Q poll: 43 percent undecided about Gov. Scott, give mixed reviews on his budget plans
Florida voters barely like Gov. Rick Scott more than they dislike him, but they strongly favor two of his budget plans: Cutting taxes and making state workers contribute to their pensions, according to a new poll.
The survey from Quinnipiac University, however, shows that voters slightly disapprove of his plan to layoff 5,500 employeee, or about 5 percent of the state workforce.
Still, voters favor most of Scott’s policies, which are more popular than the governor himself.
The poll shows 28 percent view him favorably, while 24 percent viewing him unfavorably. A plurality of voters – 45 percent – say they haven’t heard enough about him.
Also, voters like Scott’s job performance more than him – 35 percent approve and 22 percent disapprove.
“‘Too soon to tell,’ many Florida voters are saying about their new governor one month into his term,” said Quinnipiac pollster Peter A. Brown.
Voters were much more supportive of their new governor in 2007, when a Quinnipiac poll found that 69 percent approved of the job-performance of Charlie Crist, who called the Legislature into special session and stabilized property-insurance rates. By contrast, Scott is still getting on his feet and has yet to appoint all of his agency heads.
But voters have high hopes. About 56 percent say their optimistic about the next four years under Scott, with 29 percent expressing pessimism. A majority of voters say they’re also dissatisfied with their current situation, and 94 percent say the situation over Florida’s budget – which has a $3.62 billion shortfall next year – is serious.
Scott’s most popular policy: His decision to take a $1 salary and pay for his own travel with his own private jet.
By a 53–6 percentage-point margin, voters say that makes them have a more favorable view of the independently wealthy political newcomer.
By a percentage-point margin of 64-28, voters say state workers should contribute to their pensions, just like private-sector workers.
Voters also like Scott’s talk of cutting property and business taxes to lure jobs, with 50 percent saying they favor the plan and 43 percent disapproving. And by 52–34 percent, voters say they’d prefer to cutting services rather than taxes. Yet voters by a 58–26 percent margin don’t think Scott will be able to make good on the promise.
Scott has been neutral on whether he’d support expanding gaming to increase state revenues. But Florida voters like the idea by a 56-43 percent margin.
Scott has garnered criticism from some reporters for his relative inaccessibility when compared to Crist, and 58 percent of voters say Scott’s accessibility to the media affects their view of him. But 58 percent say Scott has been accessible enough.
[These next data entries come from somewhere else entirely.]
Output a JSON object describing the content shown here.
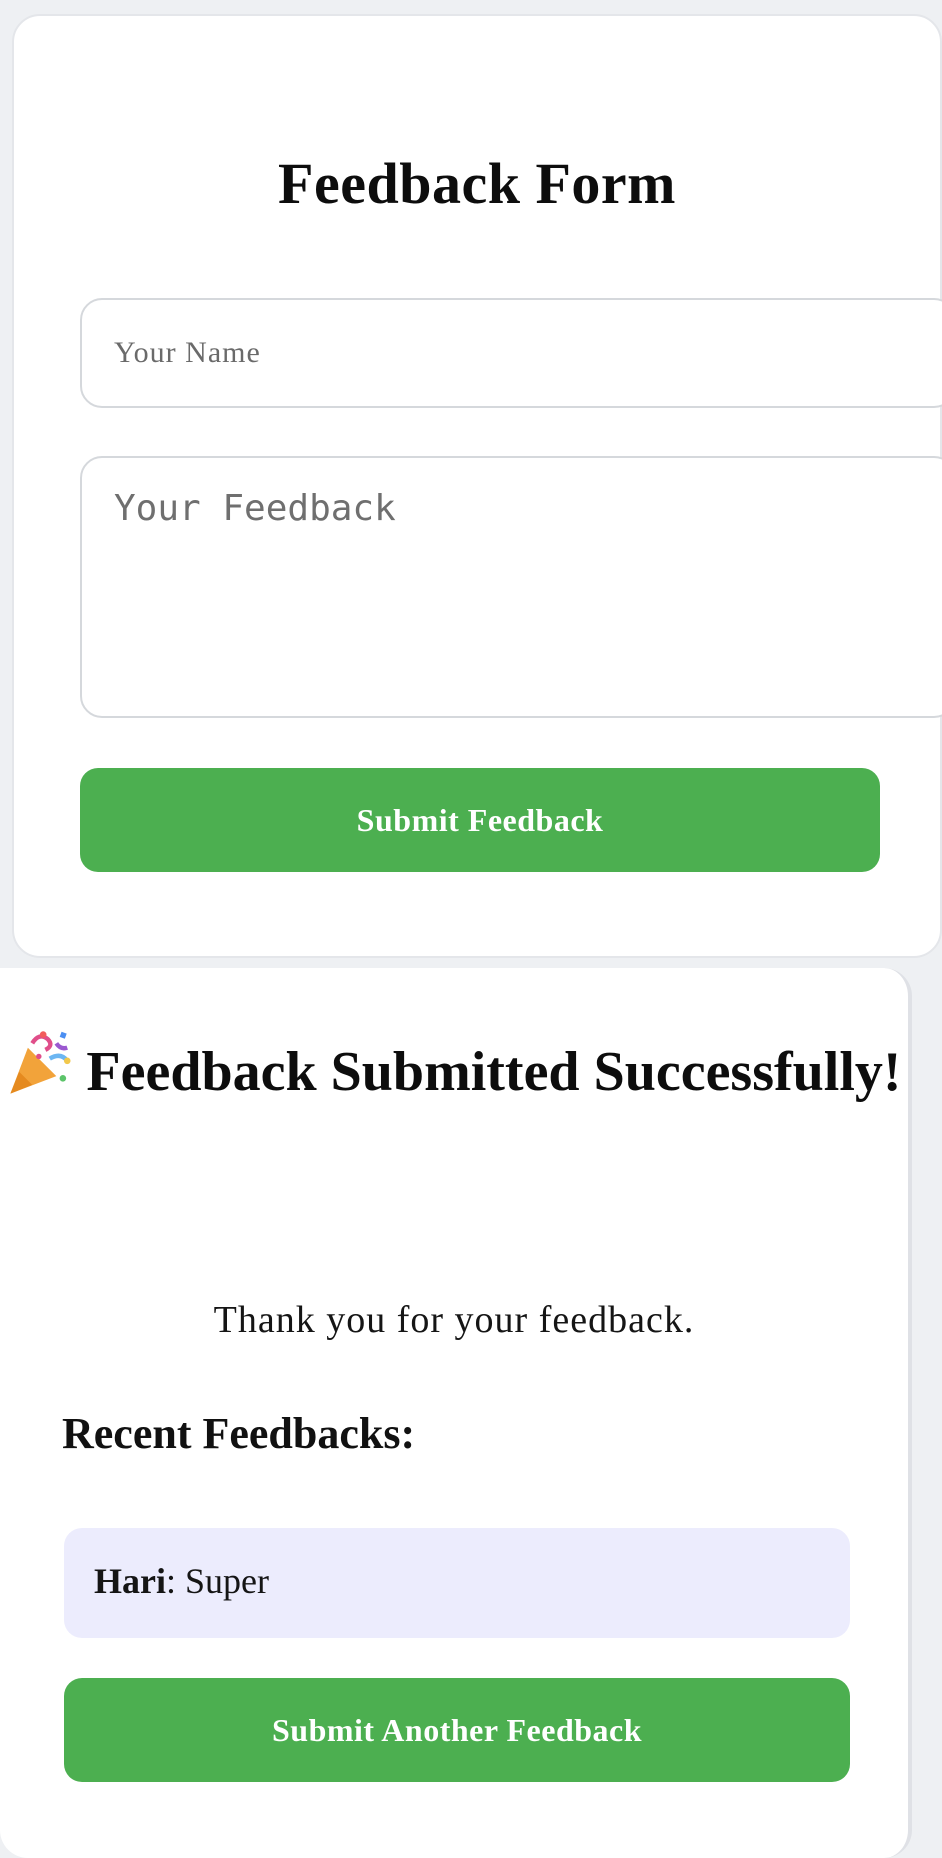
{
  "form": {
    "title": "Feedback Form",
    "name_placeholder": "Your Name",
    "feedback_placeholder": "Your Feedback",
    "submit_label": "Submit Feedback"
  },
  "success": {
    "icon": "party-popper-icon",
    "title": "Feedback Submitted Successfully!",
    "message": "Thank you for your feedback.",
    "recent_heading": "Recent Feedbacks:",
    "items": [
      {
        "name": "Hari",
        "separator": ":",
        "text": "Super"
      }
    ],
    "another_label": "Submit Another Feedback"
  },
  "colors": {
    "button_green": "#4caf50",
    "feedback_item_bg": "#ececfd",
    "page_bg": "#eef0f3"
  }
}
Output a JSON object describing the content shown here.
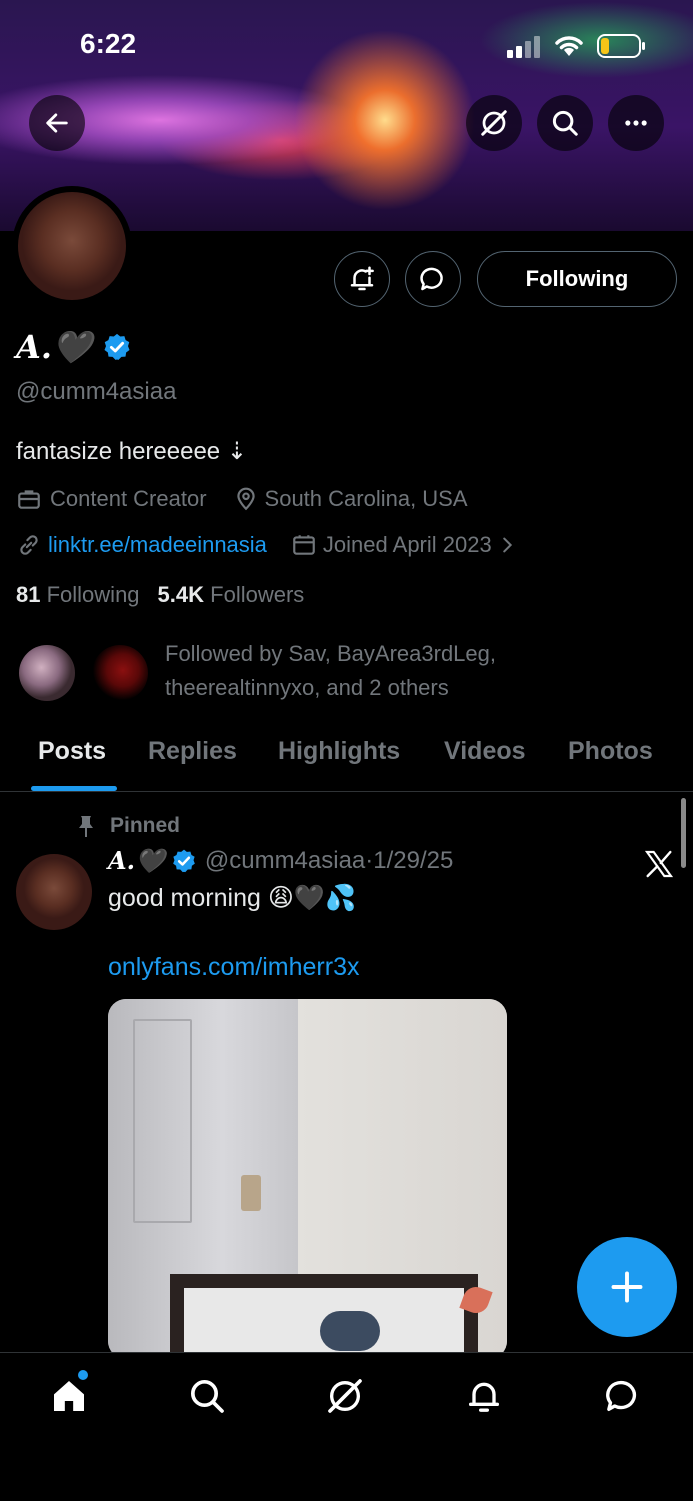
{
  "status": {
    "time": "6:22"
  },
  "profile": {
    "name": "A.🖤",
    "handle": "@cumm4asiaa",
    "bio": "fantasize hereeeee ⇣",
    "category": "Content Creator",
    "location": "South Carolina, USA",
    "link": "linktr.ee/madeeinnasia",
    "joined": "Joined April 2023",
    "following_count": "81",
    "following_label": "Following",
    "followers_count": "5.4K",
    "followers_label": "Followers",
    "followed_by_line1": "Followed by Sav, BayArea3rdLeg,",
    "followed_by_line2": "theerealtinnyxo, and 2 others",
    "follow_button": "Following"
  },
  "tabs": [
    "Posts",
    "Replies",
    "Highlights",
    "Videos",
    "Photos"
  ],
  "pinned_post": {
    "pinned_label": "Pinned",
    "author_name": "A.🖤",
    "author_handle": "@cumm4asiaa",
    "date": "·1/29/25",
    "text": "good morning 😩🖤💦",
    "link": "onlyfans.com/imherr3x"
  },
  "colors": {
    "accent": "#1d9bf0",
    "background": "#000000",
    "muted": "#71767b"
  }
}
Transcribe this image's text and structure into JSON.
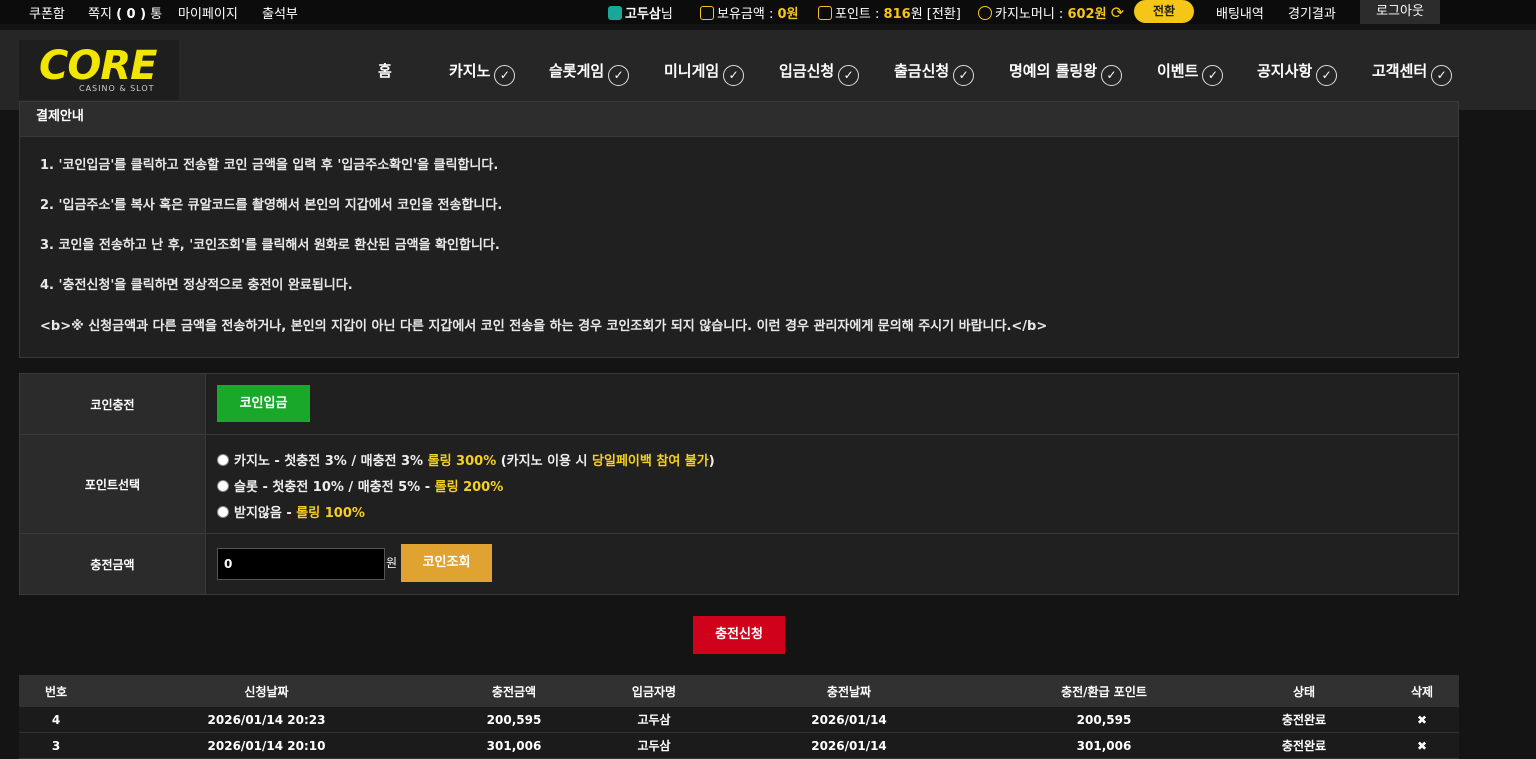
{
  "topbar": {
    "left_links": [
      "쿠폰함",
      "쪽지",
      "마이페이지",
      "출석부"
    ],
    "note_count": "( 0 )",
    "note_suffix": "통",
    "username": "고두삼",
    "username_suffix": "님",
    "balance_label": "보유금액 :",
    "balance_value": "0원",
    "point_label": "포인트 :",
    "point_value": "816",
    "point_suffix": "원 [전환]",
    "casino_label": "카지노머니 :",
    "casino_value": "602원",
    "switch_label": "전환",
    "betting_history": "배팅내역",
    "game_results": "경기결과",
    "logout": "로그아웃",
    "colors": {
      "gold": "#f5c518",
      "user_icon": "#1aa89a"
    }
  },
  "header": {
    "logo_text": "CORE",
    "logo_sub": "CASINO & SLOT",
    "nav": [
      "홈",
      "카지노",
      "슬롯게임",
      "미니게임",
      "입금신청",
      "출금신청",
      "명예의 롤링왕",
      "이벤트",
      "공지사항",
      "고객센터"
    ]
  },
  "info": {
    "title": "결제안내",
    "lines": [
      "1. '코인입금'를 클릭하고 전송할 코인 금액을 입력 후 '입금주소확인'을 클릭합니다.",
      "2. '입금주소'를 복사 혹은 큐알코드를 촬영해서 본인의 지갑에서 코인을 전송합니다.",
      "3. 코인을 전송하고 난 후, '코인조회'를 클릭해서 원화로 환산된 금액을 확인합니다.",
      "4. '충전신청'을 클릭하면 정상적으로 충전이 완료됩니다.",
      "<b>※ 신청금액과 다른 금액을 전송하거나, 본인의 지갑이 아닌 다른 지갑에서 코인 전송을 하는 경우 코인조회가 되지 않습니다. 이런 경우 관리자에게 문의해 주시기 바랍니다.</b>"
    ]
  },
  "form": {
    "coin_label": "코인충전",
    "coin_button": "코인입금",
    "point_label": "포인트선택",
    "options": [
      {
        "main": "카지노 - 첫충전 3% / 매충전 3% ",
        "hl": "롤링 300%",
        "tail1": " (카지노 이용 시 ",
        "hl2": "당일페이백 참여 불가",
        "tail2": ")"
      },
      {
        "main": "슬롯 - 첫충전 10% / 매충전 5% - ",
        "hl": "롤링 200%"
      },
      {
        "main": "받지않음 - ",
        "hl": "롤링 100%"
      }
    ],
    "amount_label": "충전금액",
    "amount_value": "0",
    "amount_unit": "원",
    "lookup_button": "코인조회",
    "submit_button": "충전신청"
  },
  "history": {
    "headers": [
      "번호",
      "신청날짜",
      "충전금액",
      "입금자명",
      "충전날짜",
      "충전/환급 포인트",
      "상태",
      "삭제"
    ],
    "rows": [
      [
        "4",
        "2026/01/14 20:23",
        "200,595",
        "고두삼",
        "2026/01/14",
        "200,595",
        "충전완료",
        "✖"
      ],
      [
        "3",
        "2026/01/14 20:10",
        "301,006",
        "고두삼",
        "2026/01/14",
        "301,006",
        "충전완료",
        "✖"
      ]
    ]
  }
}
Unlike Crist, Scott barely beat his Democratic rival and was battered in the Republican primary beforehand. As a result, the number of voters who refused to cast a ballot in the governor’s race doubled in 2010 compared to 2006, according to a new state report. Scott also won fewer votes than U.S. Sen. Marco Rubio, even though he was in a three-man race.
“Interestingly, he has a better rating for his job performance than when voters are asked if they view him favorably or not,” Brown, the pollster, said. “This may reflect the negativity of the campaign and the omnipresent charges by his opponents questioning his honesty as a corporate executive.”
The Quinnipiac University telephone survey of 1,160 registered voters has a 2.9 percent error margin and was conducted from Jan. 25-31 Download 020211 FL GOV + BP contributed to this report